Work order: The material below holds pictures; leave them out, and copy exactly, and only, the lines from the one with "Parse this screenshot: output" through the last.

Source records:
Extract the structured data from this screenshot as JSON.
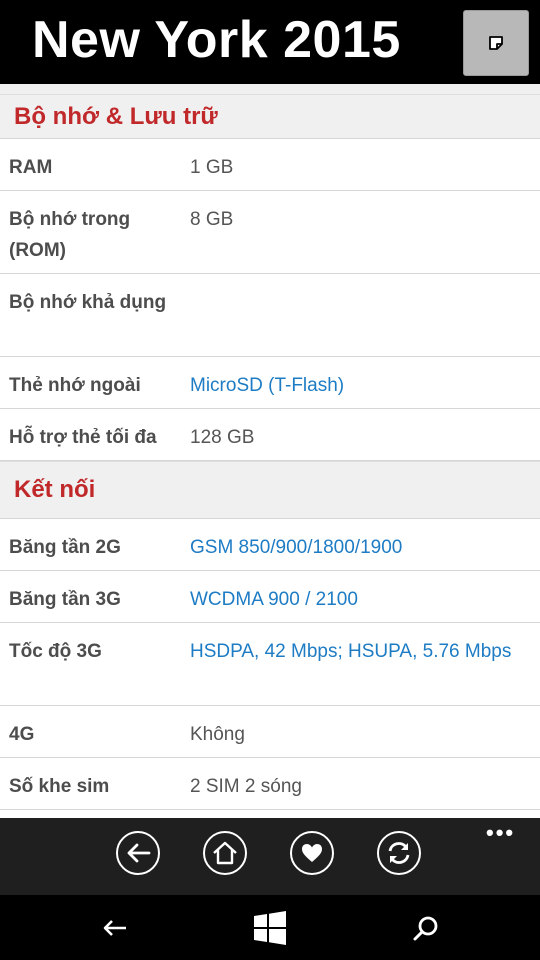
{
  "header": {
    "title": "New York 2015",
    "note_icon": "note-icon"
  },
  "sections": [
    {
      "title": "Bộ nhớ & Lưu trữ",
      "rows": [
        {
          "label": "RAM",
          "value": "1 GB",
          "link": false
        },
        {
          "label": "Bộ nhớ trong (ROM)",
          "value": "8 GB",
          "link": false
        },
        {
          "label": "Bộ nhớ khả dụng",
          "value": "",
          "link": false
        },
        {
          "label": "Thẻ nhớ ngoài",
          "value": "MicroSD (T-Flash)",
          "link": true
        },
        {
          "label": "Hỗ trợ thẻ tối đa",
          "value": "128 GB",
          "link": false
        }
      ]
    },
    {
      "title": "Kết nối",
      "rows": [
        {
          "label": "Băng tần 2G",
          "value": "GSM 850/900/1800/1900",
          "link": true
        },
        {
          "label": "Băng tần 3G",
          "value": "WCDMA 900 / 2100",
          "link": true
        },
        {
          "label": "Tốc độ 3G",
          "value": "HSDPA, 42 Mbps; HSUPA, 5.76 Mbps",
          "link": true
        },
        {
          "label": "4G",
          "value": "Không",
          "link": false
        },
        {
          "label": "Số khe sim",
          "value": "2 SIM 2 sóng",
          "link": false
        }
      ]
    }
  ],
  "app_bar": {
    "buttons": [
      "back-icon",
      "home-icon",
      "heart-icon",
      "refresh-icon"
    ],
    "more": "•••"
  },
  "nav_bar": {
    "buttons": [
      "back-arrow-icon",
      "windows-icon",
      "search-icon"
    ]
  },
  "colors": {
    "section_title": "#c0282a",
    "link": "#1e7cc4",
    "label": "#4d4d4d",
    "header_bg": "#000000"
  }
}
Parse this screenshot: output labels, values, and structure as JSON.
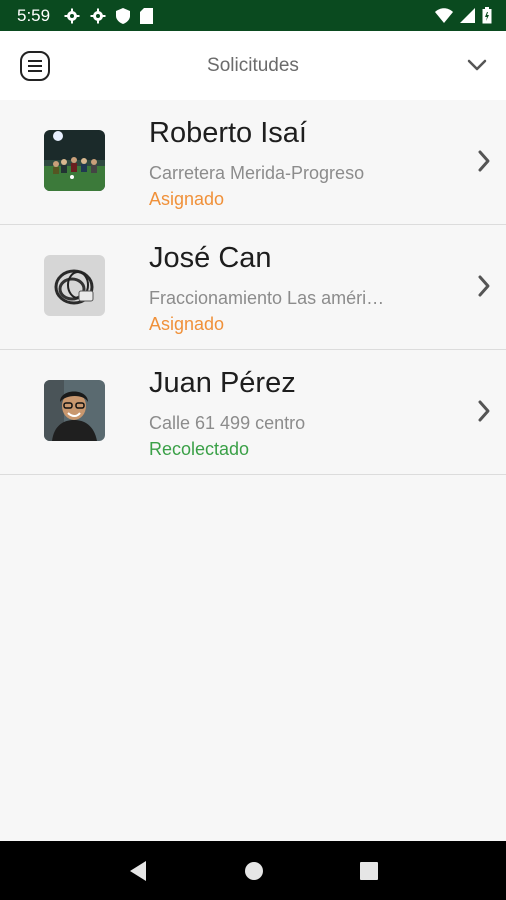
{
  "status_bar": {
    "time": "5:59",
    "icons": [
      "settings-icon",
      "settings-icon",
      "shield-icon",
      "sd-card-icon",
      "wifi-icon",
      "signal-icon",
      "battery-icon"
    ]
  },
  "header": {
    "title": "Solicitudes",
    "menu_icon": "menu-icon",
    "dropdown_icon": "chevron-down-icon"
  },
  "requests": [
    {
      "name": "Roberto Isaí",
      "address": "Carretera Merida-Progreso",
      "status": "Asignado",
      "status_color": "#f0913a"
    },
    {
      "name": "José Can",
      "address": "Fraccionamiento Las américas",
      "status": "Asignado",
      "status_color": "#f0913a"
    },
    {
      "name": "Juan Pérez",
      "address": "Calle 61 499 centro",
      "status": "Recolectado",
      "status_color": "#3aa047"
    }
  ],
  "colors": {
    "status_bar": "#0a4a1f",
    "assigned": "#f0913a",
    "collected": "#3aa047"
  },
  "nav_bar": {
    "icons": [
      "back-icon",
      "home-icon",
      "recents-icon"
    ]
  }
}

Task result:
Parse this screenshot: output labels, values, and structure as JSON.
{
  "status_bar": {
    "time": "5:59",
    "icons": [
      "settings-icon",
      "settings-icon",
      "shield-icon",
      "sd-card-icon",
      "wifi-icon",
      "signal-icon",
      "battery-icon"
    ]
  },
  "header": {
    "title": "Solicitudes",
    "menu_icon": "menu-icon",
    "dropdown_icon": "chevron-down-icon"
  },
  "requests": [
    {
      "name": "Roberto Isaí",
      "address": "Carretera Merida-Progreso",
      "status": "Asignado",
      "status_color": "#f0913a"
    },
    {
      "name": "José Can",
      "address": "Fraccionamiento Las américas",
      "status": "Asignado",
      "status_color": "#f0913a"
    },
    {
      "name": "Juan Pérez",
      "address": "Calle 61 499 centro",
      "status": "Recolectado",
      "status_color": "#3aa047"
    }
  ],
  "colors": {
    "status_bar": "#0a4a1f",
    "assigned": "#f0913a",
    "collected": "#3aa047"
  },
  "nav_bar": {
    "icons": [
      "back-icon",
      "home-icon",
      "recents-icon"
    ]
  }
}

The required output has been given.